If you want the best value for your business, you need to show that your revenues (and your profits) are growing, year on year.

That does not necessarily mean that you should keep adding new customers. If you can increase the frequency with which your customers buy, your revenues will grow. If you can increase the average order value, your revenues will grow.

 

 

Is it Christmas yet?

Every year all the children get excited because Christmas is coming, but all the retailers get stressed because Christmas is their busiest time of the year.

In the US their busy period is from Black Friday (the day after Thanksgiving) through to Christmas.

Wikipedia tells me the name comes from the appearance of the crowds that thronged the streets of Philadelphia but the popular myth is that it is when the retail chains move into the black (into profit) for the first time since January. Don’t tell anyone, but the smart retailers make money all year round, not just in the last few weeks of the year. The dumber ones go broke in January & February when the rent bill falls due.

Is your business seasonal? Is there a distinct pattern to your sales, so that you know that some part of the year will be quieter than another? Do you look for the pattern?

Seasonality is common in many business sectors, with summer holidays and the Christmas break affecting many, but if your business is seasonal you have three choices:

A.      Match your resources and investment to the pattern of your sales. Some businesses do this through the use of temporary staff (Retailers at Christmas is a classic example of this)

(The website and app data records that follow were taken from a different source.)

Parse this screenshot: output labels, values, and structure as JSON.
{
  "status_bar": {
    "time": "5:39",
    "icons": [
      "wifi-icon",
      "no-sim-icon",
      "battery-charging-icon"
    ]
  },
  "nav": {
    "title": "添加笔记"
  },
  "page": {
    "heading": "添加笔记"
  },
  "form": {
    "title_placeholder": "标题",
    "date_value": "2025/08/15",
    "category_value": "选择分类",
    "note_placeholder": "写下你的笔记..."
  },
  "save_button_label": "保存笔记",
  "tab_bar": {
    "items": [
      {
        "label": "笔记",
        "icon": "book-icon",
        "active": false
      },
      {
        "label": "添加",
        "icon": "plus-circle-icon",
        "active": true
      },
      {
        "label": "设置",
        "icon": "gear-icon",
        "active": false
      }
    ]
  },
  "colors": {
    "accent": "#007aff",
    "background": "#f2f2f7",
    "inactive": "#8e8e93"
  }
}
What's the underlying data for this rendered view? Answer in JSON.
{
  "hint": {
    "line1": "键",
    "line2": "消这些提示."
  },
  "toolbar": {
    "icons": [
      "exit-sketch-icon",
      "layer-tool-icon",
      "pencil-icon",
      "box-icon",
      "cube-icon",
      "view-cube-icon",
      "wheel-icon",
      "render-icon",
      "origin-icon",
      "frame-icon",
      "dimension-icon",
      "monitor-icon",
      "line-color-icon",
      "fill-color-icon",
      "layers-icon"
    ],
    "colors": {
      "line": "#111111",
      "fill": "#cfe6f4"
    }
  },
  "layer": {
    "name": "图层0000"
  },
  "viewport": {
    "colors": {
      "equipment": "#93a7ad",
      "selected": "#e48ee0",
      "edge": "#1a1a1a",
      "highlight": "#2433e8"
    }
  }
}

B.      Use the quiet period to do jobs that have been put off from the busy period (common in the agricultural sector, and in some parts of the building trade)

C.      Find something else to fill in the gaps

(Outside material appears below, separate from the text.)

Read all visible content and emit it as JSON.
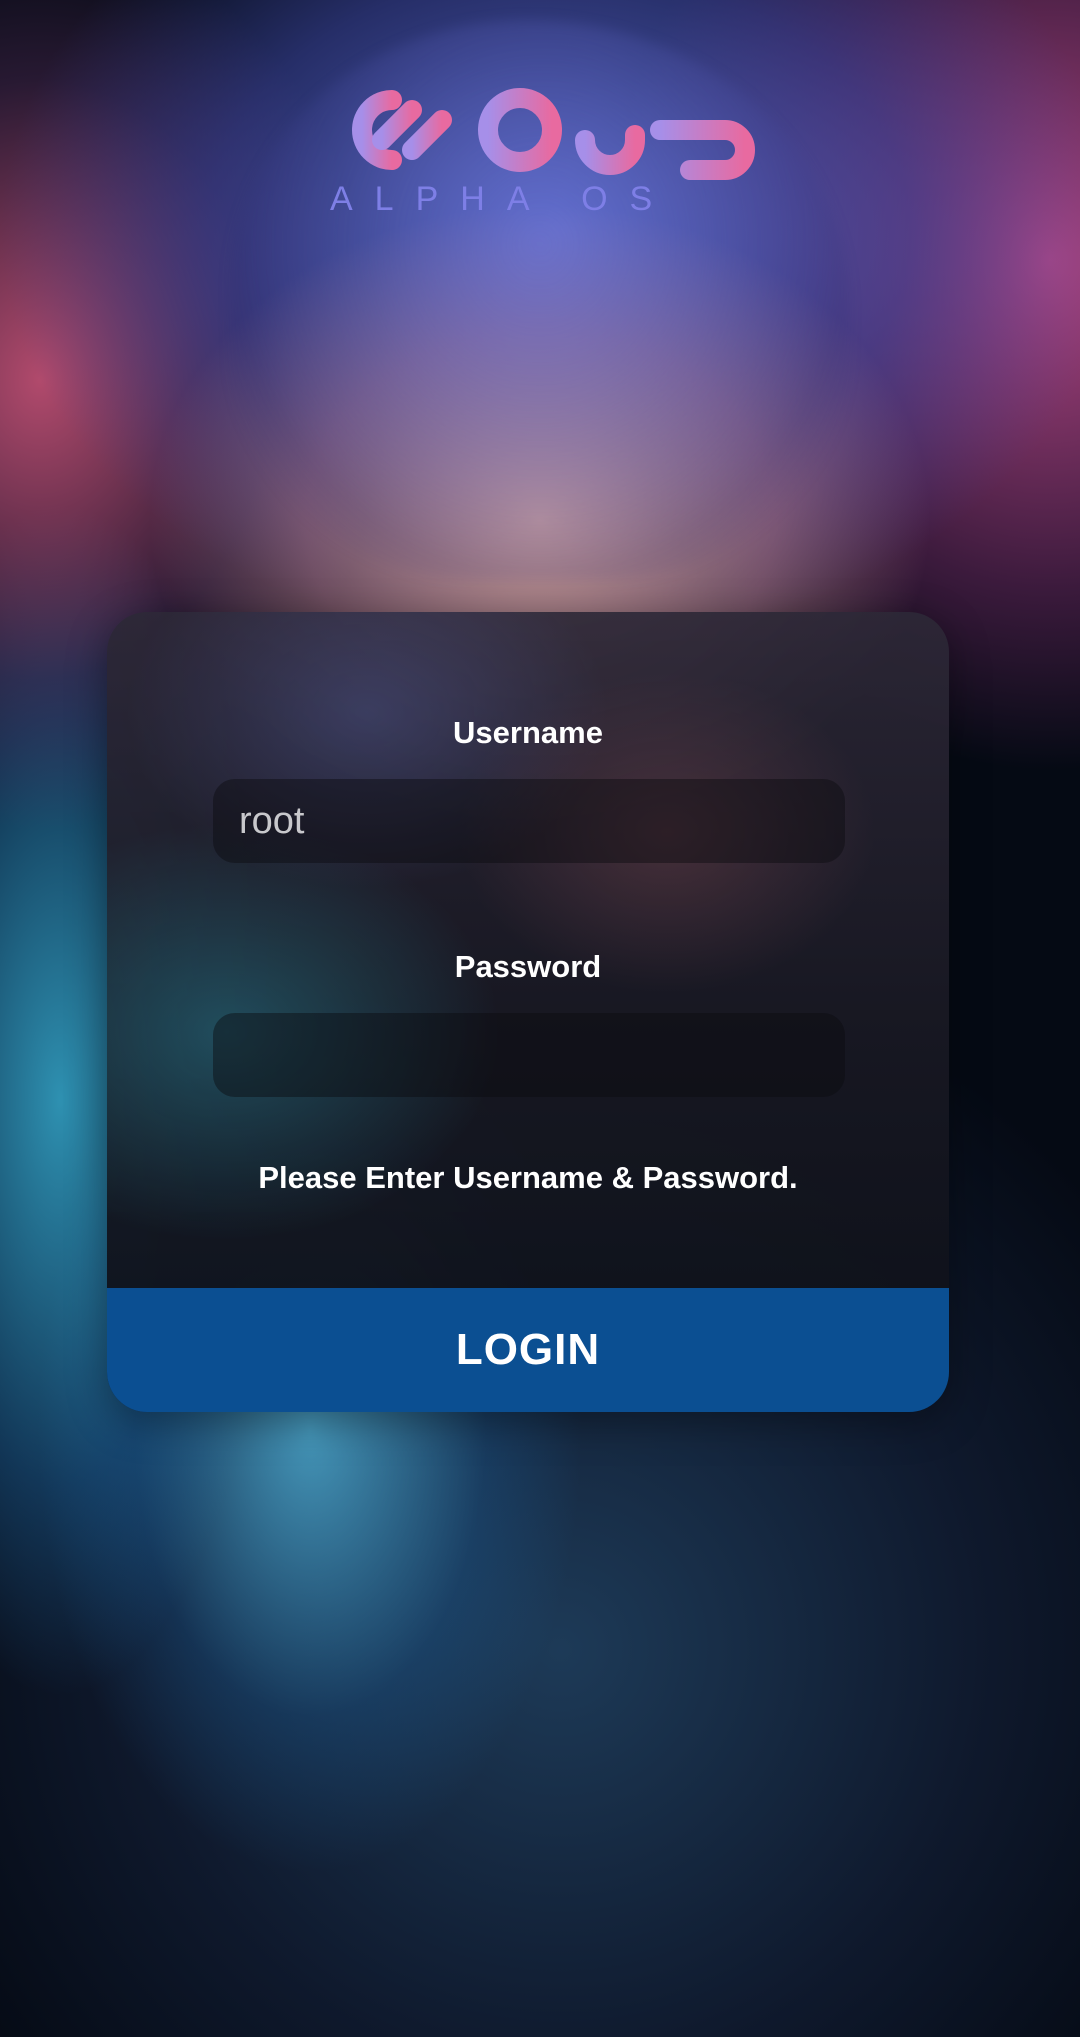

One of my clients is a florist, and their seasonality is weekly, or rather at the weekends. Everyone wants to get married at the weekend!
We’ve made a deliberate decision to target other markets, moving away from weekend work to jobs that can be done between Monday and Friday, balancing out the workload across the week. It will never be perfect, but where doubling the size of the wedding floristry would require a doubling of the team, we can double the size of the business during the week just by utilising the existing team & giving them a few more hours.

Big swings in sales lead to big swings in cash flow, big swings in cash flow stress the business (and the owner) sometimes to breaking point. If your business is very seasonal, that’s not a good place to be. Remember that more businesses fail from cash flow problems than anything else.

Find another market, or another product to sell to smooth out that seasonality.

A colleague helped a client whose business was entirely winter seasonal; they bought a business that equally seasonal, but in the summer.

The same is true of orders and projects. If all you do is very large projects, sooner or later one will go wrong or be delayed & deferred. Lots of little project to fill in the gaps are a really good idea.

The best sales graph is one that has a smooth upward curve – how can you smooth out your sales?